My friend Ellen took me to Tauranga, her home, on Sunday after church. We had many adventures along the way. Stopping at Waihi Beach, we got wet as the tide snuck up on us unexpectedly. Then at Leisure Island, we climbed rocks to the highest point, watching the waves crash powerfully on the boulders below us. As we drove home two days later, I thought about those waves. We were listening to a Casting Crowns song that means a lot to both of us – Who am I. Here’s a chunk of it: “Not because of who I am/But because of what you’ve done/Not because of what I’ve done/But because of who you are/ I am a flower quickly fading/Here today and gone tomorrow/A wave tossed in the ocean/A vapour in the wind/Still you hear me when I’m calling/Lord, you catch me when I’m falling/And you’ve told me who I am/I am yours”. I thought about that wave tossed in the ocean. Waves come up as they get close to the shore, or close to the rocks – any time of solid ground. They also come up in storms when the wind is raging and tearing at a ship. One wave crashes, then disappears. I watched those waves there on that island, next to my friend. And I thought without words about the power of God, and the littleness of me. I felt the satisfaction of being called a friend of God, a child of God, a lover of God. I am one little wave in a sea of many – one that comes once, then goes away. But this relational God that gives me family and friends calls me his own. He hears me when I scream to him, when I’m pounding against the rocks; and he hears me as I fall backwards into the sea, my purpose done. He tells me that I am his, and that everything is okay.
On Monday, Ellen and I climbed Mount Maunganui. When we were nearly to the summit, Ellen told me the story of the mountain as I huffed and puffed my way up and up. She said that this mountain and a mountain near New Plymouth called Mount Taranaki were both in love with the same mountain. But she was in love with Taranaki. They fought over her, and when Manunganui lost, he began to tear himself from where he was so he could drown himself in the sea. The mountain was saved and dragged to the place where he is now so that he could be away from the place where he lost his love. He stands there still, looking over the ocean, and we were climbing him that day. Reaching the top, out of breath, face red and puffy, I looked around and smiled. People can connect to stories like that, and reaching the top of that heartbroken mountain, seeing what he sees, and being rescued from a place of failure and ultimate sadness, we were connected to the fact that we had been rescued and replanted. If a mountain like Maunganui can be dragged to safety, so can we, and so can all people.
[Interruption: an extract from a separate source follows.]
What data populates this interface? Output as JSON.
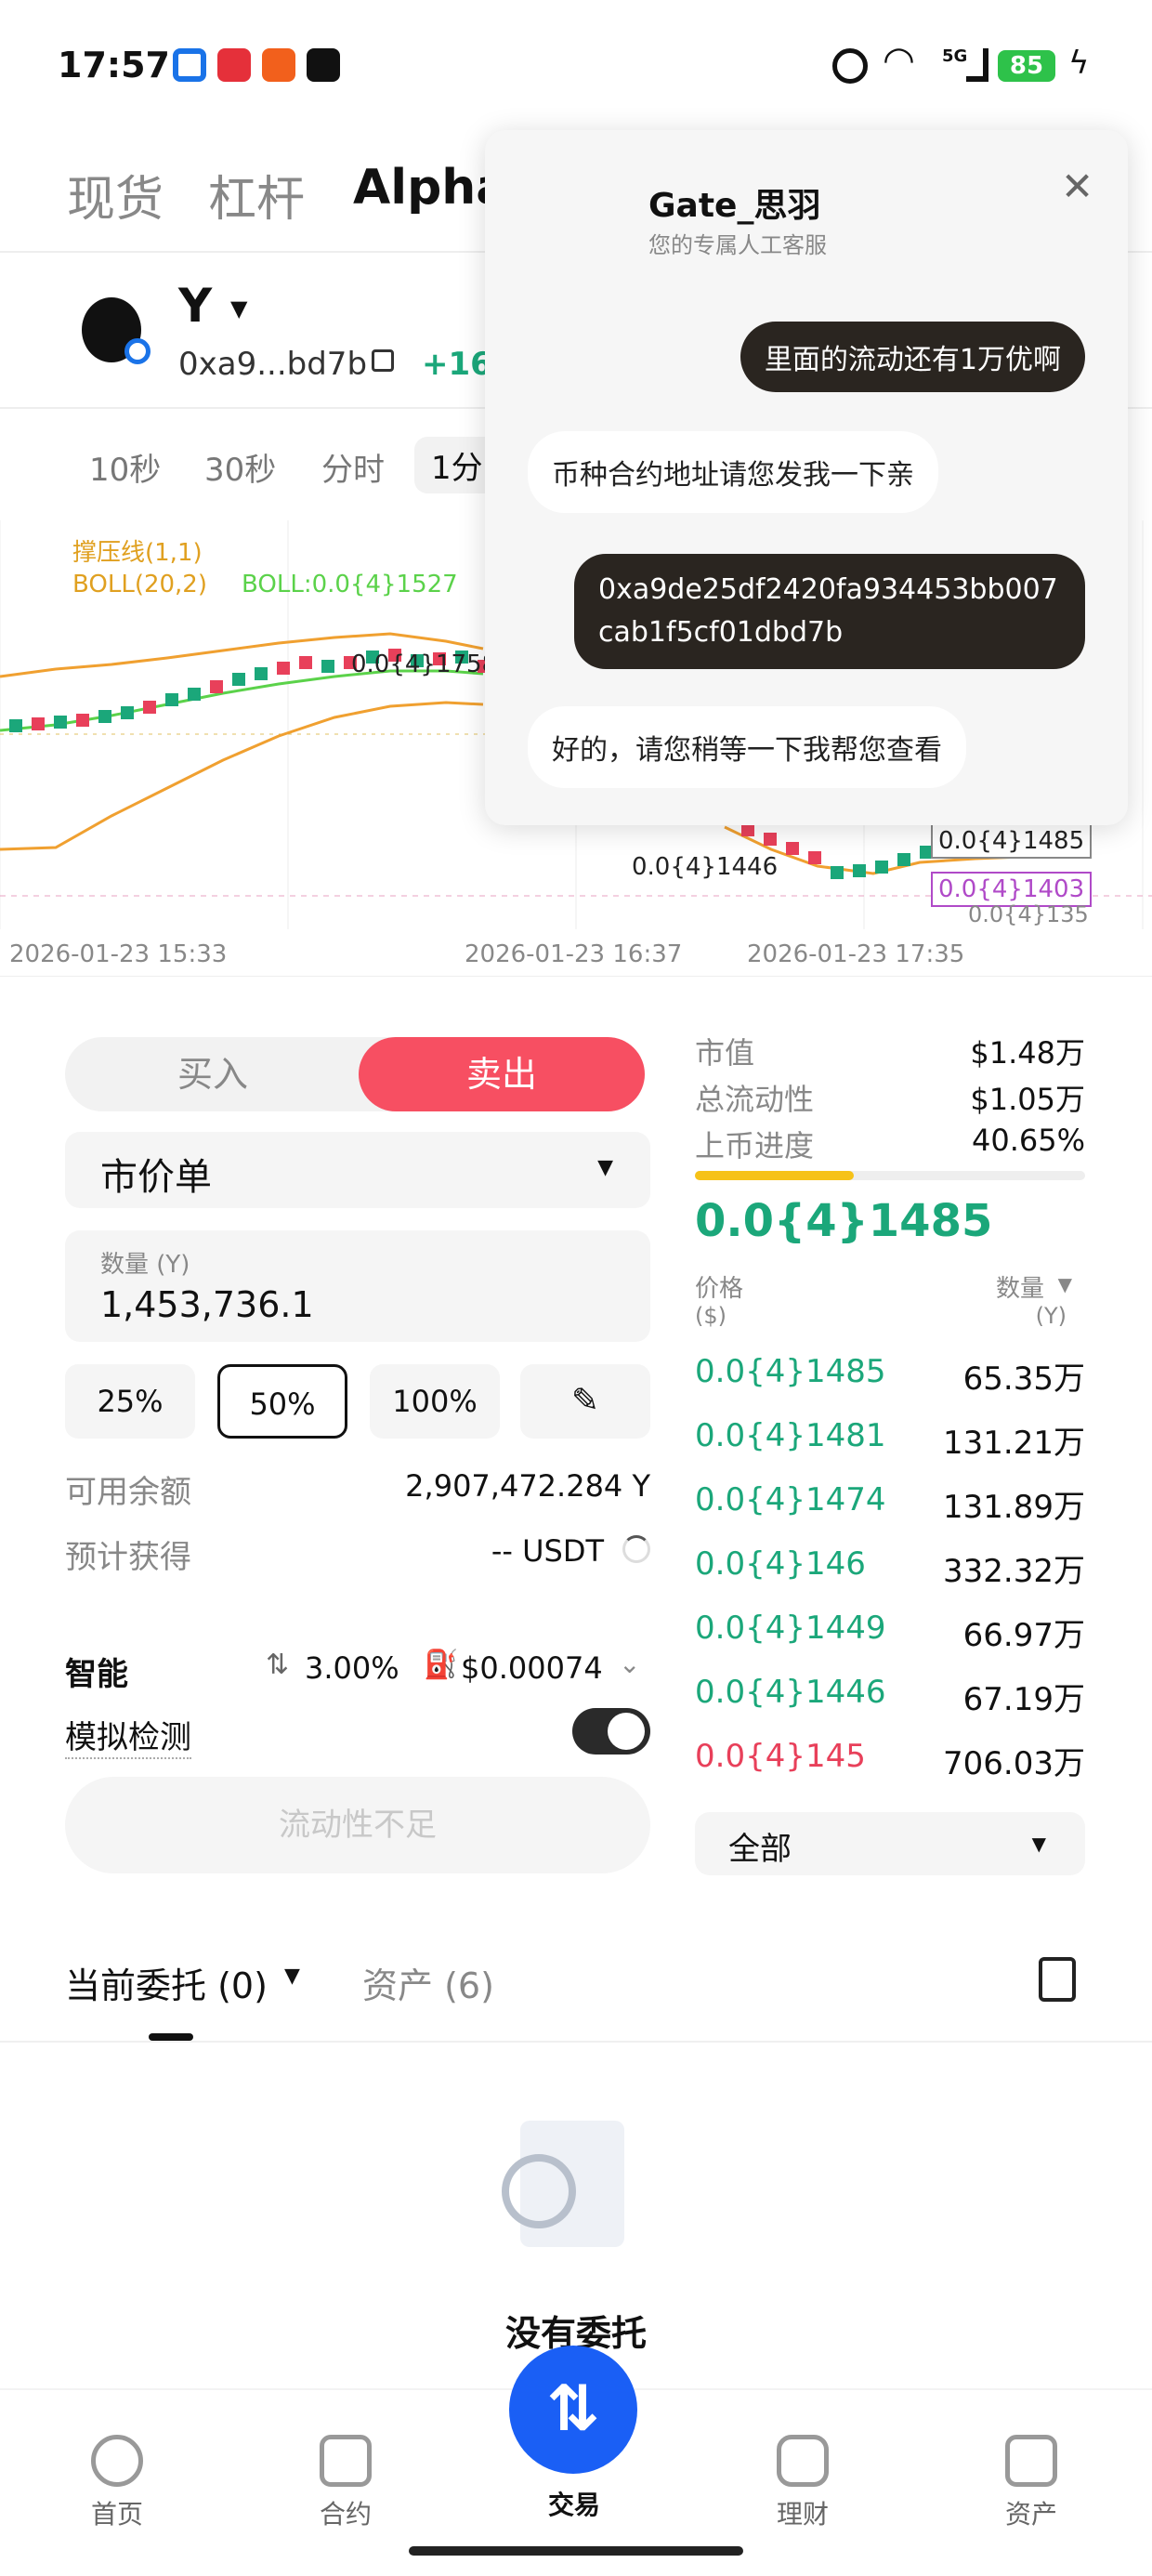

There were so many other things that happened in Tauranga. I had Turkish Delight and Pavlova. We rewarded ourselves for being hardcore mountain climbers with a marvelous Veggie Burger, and we had yummy gelato. We bought secondhand clothes at an op shop. We edited photos like crazy photography fools. We talked about hard times and we talked about Jesus. It was good. All of it. Life is good. And I’m lucky to have my new friends. I’m lucky to have all that I have. Grace has been good to me, and life is not what I deserve. But it’s what I’m given. And I love it.